Author + information
- Received December 14, 2004
- Revision received January 28, 2005
- Accepted February 8, 2005
- Published online June 7, 2005.
- Tatu A. Miettinen, MD, PhD⁎,⁎ (, )
- Mikael Railo, MD, PhD†,
- Mauri Lepäntalo, MD, PhD† and
- Helena Gylling, MD, PhD‡,§
- ↵⁎Reprint requests and correspondence:
Dr. Tatu A. Miettinen, Biomedicum Helsinki C 4 22, University of Helsinki, P.O. Box 700, FIN-00029 HUS, Finland.
Objectives The purpose of this research was to determine whether serum plant sterol levels are associated with those in atheromatous plaque.
Background Cholesterol of low-density lipoprotein (LDL) particles contributes to atheromatous plaque formation; LDL also contains most serum non-cholesterol sterols, including plant sterols. The role of plant sterols in atheromatous plaque formation is open.

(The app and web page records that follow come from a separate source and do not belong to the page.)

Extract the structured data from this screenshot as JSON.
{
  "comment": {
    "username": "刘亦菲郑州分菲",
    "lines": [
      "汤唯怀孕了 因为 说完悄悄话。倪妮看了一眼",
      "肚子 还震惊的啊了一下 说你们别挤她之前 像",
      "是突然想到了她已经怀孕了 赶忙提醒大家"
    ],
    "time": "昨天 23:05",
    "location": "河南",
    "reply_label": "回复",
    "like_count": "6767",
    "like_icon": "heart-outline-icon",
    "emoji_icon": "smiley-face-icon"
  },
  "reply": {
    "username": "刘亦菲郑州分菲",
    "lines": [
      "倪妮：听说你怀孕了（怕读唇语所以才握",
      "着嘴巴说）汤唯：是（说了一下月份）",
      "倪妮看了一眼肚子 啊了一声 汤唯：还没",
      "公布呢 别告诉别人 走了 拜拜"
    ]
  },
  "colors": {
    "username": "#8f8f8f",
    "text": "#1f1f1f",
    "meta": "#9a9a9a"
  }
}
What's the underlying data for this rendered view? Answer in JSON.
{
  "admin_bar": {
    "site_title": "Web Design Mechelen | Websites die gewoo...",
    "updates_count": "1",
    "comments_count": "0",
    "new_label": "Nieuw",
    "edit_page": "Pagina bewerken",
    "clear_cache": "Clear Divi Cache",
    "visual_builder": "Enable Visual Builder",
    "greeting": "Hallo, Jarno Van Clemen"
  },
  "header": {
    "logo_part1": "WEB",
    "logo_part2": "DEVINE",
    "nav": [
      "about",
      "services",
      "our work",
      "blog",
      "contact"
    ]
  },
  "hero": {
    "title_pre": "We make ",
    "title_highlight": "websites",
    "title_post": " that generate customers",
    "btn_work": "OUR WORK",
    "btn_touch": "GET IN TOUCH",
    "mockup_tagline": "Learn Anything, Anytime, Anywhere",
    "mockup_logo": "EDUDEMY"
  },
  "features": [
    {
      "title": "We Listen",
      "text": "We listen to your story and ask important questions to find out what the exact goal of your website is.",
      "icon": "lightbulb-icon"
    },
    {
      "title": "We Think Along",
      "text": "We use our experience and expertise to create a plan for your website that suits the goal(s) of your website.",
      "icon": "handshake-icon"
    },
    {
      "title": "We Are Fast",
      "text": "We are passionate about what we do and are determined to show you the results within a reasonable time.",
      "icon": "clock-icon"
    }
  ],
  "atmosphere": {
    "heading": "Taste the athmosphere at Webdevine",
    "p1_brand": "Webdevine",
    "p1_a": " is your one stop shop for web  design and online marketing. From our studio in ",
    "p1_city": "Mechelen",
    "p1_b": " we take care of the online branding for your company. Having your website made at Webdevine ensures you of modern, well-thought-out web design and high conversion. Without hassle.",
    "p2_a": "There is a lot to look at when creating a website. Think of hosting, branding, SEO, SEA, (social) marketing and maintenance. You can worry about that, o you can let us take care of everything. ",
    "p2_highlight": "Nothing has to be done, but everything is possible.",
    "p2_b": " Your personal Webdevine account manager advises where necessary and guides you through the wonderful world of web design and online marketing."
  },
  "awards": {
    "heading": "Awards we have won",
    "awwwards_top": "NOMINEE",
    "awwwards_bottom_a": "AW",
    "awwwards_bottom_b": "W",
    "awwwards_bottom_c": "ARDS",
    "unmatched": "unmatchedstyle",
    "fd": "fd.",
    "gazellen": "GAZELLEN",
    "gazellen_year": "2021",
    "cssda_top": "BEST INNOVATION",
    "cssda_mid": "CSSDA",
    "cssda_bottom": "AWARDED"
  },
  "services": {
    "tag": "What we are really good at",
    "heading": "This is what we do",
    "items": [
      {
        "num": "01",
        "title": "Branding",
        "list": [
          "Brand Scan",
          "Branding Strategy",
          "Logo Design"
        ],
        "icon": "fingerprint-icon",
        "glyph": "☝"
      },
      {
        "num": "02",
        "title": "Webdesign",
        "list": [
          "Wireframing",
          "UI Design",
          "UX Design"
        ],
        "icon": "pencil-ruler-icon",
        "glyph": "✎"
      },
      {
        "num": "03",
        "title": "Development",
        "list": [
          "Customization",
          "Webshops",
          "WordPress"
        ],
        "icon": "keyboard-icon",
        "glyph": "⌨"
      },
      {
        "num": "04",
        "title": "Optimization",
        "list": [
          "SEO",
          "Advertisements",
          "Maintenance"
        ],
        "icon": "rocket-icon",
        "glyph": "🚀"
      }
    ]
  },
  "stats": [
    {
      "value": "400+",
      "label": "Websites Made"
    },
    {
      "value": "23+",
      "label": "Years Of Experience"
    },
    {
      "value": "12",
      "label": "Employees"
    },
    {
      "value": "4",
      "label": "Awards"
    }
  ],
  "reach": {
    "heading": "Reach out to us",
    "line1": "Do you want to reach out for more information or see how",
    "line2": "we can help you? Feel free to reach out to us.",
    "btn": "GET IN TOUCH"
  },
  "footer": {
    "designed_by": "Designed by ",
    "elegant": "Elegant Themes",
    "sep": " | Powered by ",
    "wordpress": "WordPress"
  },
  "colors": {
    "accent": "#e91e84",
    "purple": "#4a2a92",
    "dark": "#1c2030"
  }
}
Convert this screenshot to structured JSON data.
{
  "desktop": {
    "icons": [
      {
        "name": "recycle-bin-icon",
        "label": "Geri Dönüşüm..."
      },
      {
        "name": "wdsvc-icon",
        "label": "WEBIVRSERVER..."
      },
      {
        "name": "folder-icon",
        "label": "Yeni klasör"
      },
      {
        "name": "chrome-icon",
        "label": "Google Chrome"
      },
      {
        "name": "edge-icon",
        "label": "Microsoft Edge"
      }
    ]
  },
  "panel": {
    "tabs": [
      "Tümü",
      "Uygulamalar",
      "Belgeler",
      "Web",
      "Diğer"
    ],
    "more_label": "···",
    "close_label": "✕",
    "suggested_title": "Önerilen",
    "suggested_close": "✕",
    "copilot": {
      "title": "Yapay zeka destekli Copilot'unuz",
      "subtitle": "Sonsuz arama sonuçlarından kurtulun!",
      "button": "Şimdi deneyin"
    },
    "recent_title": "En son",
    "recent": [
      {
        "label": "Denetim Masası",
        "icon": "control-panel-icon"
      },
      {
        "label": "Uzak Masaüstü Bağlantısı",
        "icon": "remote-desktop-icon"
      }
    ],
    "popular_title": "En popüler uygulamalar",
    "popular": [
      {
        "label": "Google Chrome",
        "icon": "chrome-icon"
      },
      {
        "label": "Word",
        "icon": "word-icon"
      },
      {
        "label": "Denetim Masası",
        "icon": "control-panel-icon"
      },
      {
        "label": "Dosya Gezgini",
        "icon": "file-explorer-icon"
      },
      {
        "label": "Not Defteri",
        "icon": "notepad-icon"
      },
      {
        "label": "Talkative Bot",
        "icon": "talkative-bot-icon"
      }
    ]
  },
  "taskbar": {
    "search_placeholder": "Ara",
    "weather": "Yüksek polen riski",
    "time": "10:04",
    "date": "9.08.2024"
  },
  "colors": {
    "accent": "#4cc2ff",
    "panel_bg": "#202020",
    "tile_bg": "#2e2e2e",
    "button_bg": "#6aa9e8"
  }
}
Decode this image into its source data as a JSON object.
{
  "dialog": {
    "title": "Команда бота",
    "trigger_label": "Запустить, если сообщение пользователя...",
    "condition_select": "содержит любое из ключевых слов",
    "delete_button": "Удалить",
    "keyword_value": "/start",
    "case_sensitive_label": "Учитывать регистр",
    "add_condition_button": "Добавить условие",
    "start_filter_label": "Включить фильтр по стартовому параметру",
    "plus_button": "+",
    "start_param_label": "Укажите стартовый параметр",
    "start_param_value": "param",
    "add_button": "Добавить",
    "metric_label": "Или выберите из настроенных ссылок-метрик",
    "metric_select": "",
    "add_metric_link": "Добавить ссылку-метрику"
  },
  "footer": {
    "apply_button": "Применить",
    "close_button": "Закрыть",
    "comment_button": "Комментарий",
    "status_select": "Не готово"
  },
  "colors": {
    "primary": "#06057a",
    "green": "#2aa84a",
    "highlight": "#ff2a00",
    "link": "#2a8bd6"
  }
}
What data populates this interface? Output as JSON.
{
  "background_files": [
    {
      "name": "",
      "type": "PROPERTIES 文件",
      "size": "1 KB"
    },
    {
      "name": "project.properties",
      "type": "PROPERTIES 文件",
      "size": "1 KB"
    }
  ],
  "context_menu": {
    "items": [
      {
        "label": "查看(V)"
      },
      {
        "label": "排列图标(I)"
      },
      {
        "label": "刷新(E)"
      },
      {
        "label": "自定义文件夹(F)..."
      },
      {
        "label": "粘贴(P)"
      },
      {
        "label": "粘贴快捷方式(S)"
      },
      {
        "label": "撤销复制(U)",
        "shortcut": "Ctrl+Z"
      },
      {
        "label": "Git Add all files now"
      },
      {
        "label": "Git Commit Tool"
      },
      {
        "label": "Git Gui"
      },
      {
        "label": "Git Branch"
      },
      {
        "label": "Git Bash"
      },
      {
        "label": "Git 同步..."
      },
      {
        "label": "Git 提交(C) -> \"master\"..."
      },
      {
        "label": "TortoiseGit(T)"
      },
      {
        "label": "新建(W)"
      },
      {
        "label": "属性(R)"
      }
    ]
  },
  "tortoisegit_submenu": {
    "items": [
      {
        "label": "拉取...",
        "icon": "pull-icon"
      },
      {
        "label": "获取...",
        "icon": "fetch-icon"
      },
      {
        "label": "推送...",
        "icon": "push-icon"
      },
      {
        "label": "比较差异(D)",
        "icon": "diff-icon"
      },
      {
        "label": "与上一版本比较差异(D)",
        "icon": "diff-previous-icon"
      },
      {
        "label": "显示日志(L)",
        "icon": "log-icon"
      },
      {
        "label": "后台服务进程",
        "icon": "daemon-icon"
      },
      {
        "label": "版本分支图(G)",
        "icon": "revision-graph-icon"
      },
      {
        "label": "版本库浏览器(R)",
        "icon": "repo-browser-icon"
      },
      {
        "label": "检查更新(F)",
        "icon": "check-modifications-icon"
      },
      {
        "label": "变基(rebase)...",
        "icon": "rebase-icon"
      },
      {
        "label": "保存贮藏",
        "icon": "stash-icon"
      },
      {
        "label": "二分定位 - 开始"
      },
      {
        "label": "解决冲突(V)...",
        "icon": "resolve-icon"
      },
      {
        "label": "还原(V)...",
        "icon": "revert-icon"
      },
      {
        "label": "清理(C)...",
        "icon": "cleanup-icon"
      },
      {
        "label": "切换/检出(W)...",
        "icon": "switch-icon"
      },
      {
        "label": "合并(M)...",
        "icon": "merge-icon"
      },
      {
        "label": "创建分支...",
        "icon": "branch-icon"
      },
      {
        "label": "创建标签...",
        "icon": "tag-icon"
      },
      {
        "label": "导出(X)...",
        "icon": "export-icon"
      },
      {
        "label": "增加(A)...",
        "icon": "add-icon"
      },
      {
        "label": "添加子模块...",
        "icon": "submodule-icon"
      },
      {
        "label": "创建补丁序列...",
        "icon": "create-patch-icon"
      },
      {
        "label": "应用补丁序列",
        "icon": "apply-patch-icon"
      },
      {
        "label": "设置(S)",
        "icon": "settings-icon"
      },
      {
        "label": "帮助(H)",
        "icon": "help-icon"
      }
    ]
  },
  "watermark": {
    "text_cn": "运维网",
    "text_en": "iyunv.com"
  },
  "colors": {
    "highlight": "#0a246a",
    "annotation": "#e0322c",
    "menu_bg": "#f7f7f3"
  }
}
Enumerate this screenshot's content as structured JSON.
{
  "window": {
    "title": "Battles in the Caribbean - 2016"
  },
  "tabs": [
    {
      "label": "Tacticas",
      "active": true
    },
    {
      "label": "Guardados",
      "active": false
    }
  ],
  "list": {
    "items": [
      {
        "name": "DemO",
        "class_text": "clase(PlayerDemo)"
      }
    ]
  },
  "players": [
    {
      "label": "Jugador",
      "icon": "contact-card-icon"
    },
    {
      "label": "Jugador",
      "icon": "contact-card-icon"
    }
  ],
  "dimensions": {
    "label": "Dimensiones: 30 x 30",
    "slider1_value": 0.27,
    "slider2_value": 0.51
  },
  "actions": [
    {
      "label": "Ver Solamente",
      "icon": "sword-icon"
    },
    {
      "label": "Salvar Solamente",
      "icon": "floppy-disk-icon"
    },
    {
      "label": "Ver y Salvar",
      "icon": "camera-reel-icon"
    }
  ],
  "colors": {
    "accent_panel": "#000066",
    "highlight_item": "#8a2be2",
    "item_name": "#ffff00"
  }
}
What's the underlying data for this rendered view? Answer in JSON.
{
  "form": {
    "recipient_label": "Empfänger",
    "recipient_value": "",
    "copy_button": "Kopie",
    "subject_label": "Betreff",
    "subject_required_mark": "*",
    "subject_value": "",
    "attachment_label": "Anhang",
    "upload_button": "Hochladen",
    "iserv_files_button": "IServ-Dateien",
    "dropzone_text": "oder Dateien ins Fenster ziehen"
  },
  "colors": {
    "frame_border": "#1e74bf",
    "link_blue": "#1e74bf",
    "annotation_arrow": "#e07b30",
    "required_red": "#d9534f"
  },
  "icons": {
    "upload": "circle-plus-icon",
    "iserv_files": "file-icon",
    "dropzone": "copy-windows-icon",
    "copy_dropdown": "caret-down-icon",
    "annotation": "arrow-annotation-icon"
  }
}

Methods Free, ester, and total cholesterol and the respective non-cholesterol sterols were measured by gas-liquid chromatography in serum and arterial tissue of 25 consecutive patients undergoing carotid endarterectomy. The population was ranked to triads according to tissue cholesterol concentration.
Results Cholesterol concentration increased markedly in tissues but not in serum with triads. The ester percentage was lower in the third than in the first triad (47% vs. 56%; p < 0.01) and lower than in serum triads (70%; p < 0.001). Ratios to cholesterol of non-cholesterol sterols decreased in increasing tissue triads, but were unchanged in serum. A major new observation was that the higher the ratio to cholesterol of the surrogate absorption sterols (cholestanol, campesterol, sitosterol, and avenasterol) in serum, the higher was their ratio also in the carotid artery wall (e.g., r = 0.683 for campesterol). Despite undetectable differences in serum and tissue cholesterol concentrations off and on statins, an additional important novel finding was that statin treatment was associated with increased ratios of the absorption sterols in serum and also in the arterial plaque.
Conclusions The higher the absorption of cholesterol, the higher are the plant sterol contents in serum resulting also in their higher contents in atherosclerotic plaque. However, the role of dietary plant sterols in the development of atherosclerotic plaque is not known.
This study was supported by grants from the Finnish Heart Research Foundation, the Finnish Heart Foundation (February 19 Fund), the Yrjö Jahnsson Foundation, and the Helsinki University Hospital (EVO Research Grant).
- Received December 14, 2004.
- Revision received January 28, 2005.
- Accepted February 8, 2005.
- American College of Cardiology Foundation